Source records
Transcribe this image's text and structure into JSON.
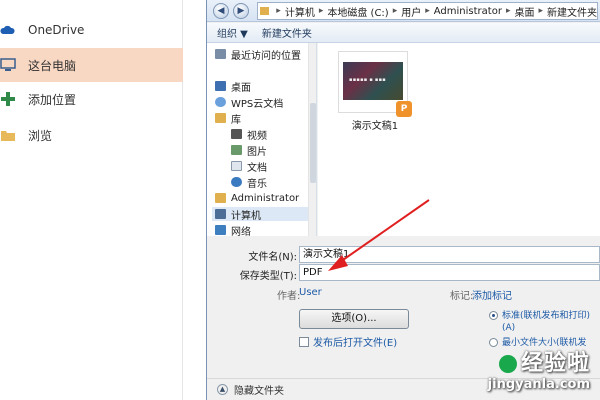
{
  "colors": {
    "selected_place": "#f8d7c3",
    "accent_arrow": "#e02020",
    "link": "#1d5aa6"
  },
  "left_panel": {
    "places": [
      {
        "label": "OneDrive",
        "icon": "cloud-icon"
      },
      {
        "label": "这台电脑",
        "icon": "computer-icon",
        "selected": true
      },
      {
        "label": "添加位置",
        "icon": "plus-icon"
      },
      {
        "label": "浏览",
        "icon": "folder-icon"
      }
    ]
  },
  "dialog": {
    "breadcrumb": [
      "计算机",
      "本地磁盘 (C:)",
      "用户",
      "Administrator",
      "桌面",
      "新建文件夹"
    ],
    "toolbar": {
      "organize": "组织 ▼",
      "new_folder": "新建文件夹"
    },
    "nav_items": [
      {
        "label": "最近访问的位置",
        "icon": "recent-icon"
      },
      {
        "label": "桌面",
        "icon": "desktop-icon"
      },
      {
        "label": "WPS云文档",
        "icon": "cloud-doc-icon"
      },
      {
        "label": "库",
        "icon": "library-icon"
      },
      {
        "label": "视频",
        "icon": "video-icon"
      },
      {
        "label": "图片",
        "icon": "picture-icon"
      },
      {
        "label": "文档",
        "icon": "document-icon"
      },
      {
        "label": "音乐",
        "icon": "music-icon"
      },
      {
        "label": "Administrator",
        "icon": "user-icon"
      },
      {
        "label": "计算机",
        "icon": "computer-icon",
        "selected": true
      },
      {
        "label": "网络",
        "icon": "network-icon"
      }
    ],
    "file": {
      "name": "演示文稿1"
    },
    "form": {
      "filename_label": "文件名(N):",
      "filename_value": "演示文稿1",
      "filetype_label": "保存类型(T):",
      "filetype_value": "PDF",
      "author_label": "作者:",
      "author_value": "User",
      "tags_label": "标记:",
      "tags_value": "添加标记",
      "options_button": "选项(O)...",
      "open_after_label": "发布后打开文件(E)",
      "radio_standard": "标准(联机发布和打印)",
      "radio_standard_key": "(A)",
      "radio_min": "最小文件大小(联机发"
    },
    "status": {
      "hide_folders": "隐藏文件夹"
    }
  },
  "watermark": {
    "line1": "经验啦",
    "line2": "jingyanla.com"
  }
}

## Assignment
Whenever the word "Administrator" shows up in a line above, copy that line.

## Answer space
      "Administrator",
        "label": "Administrator",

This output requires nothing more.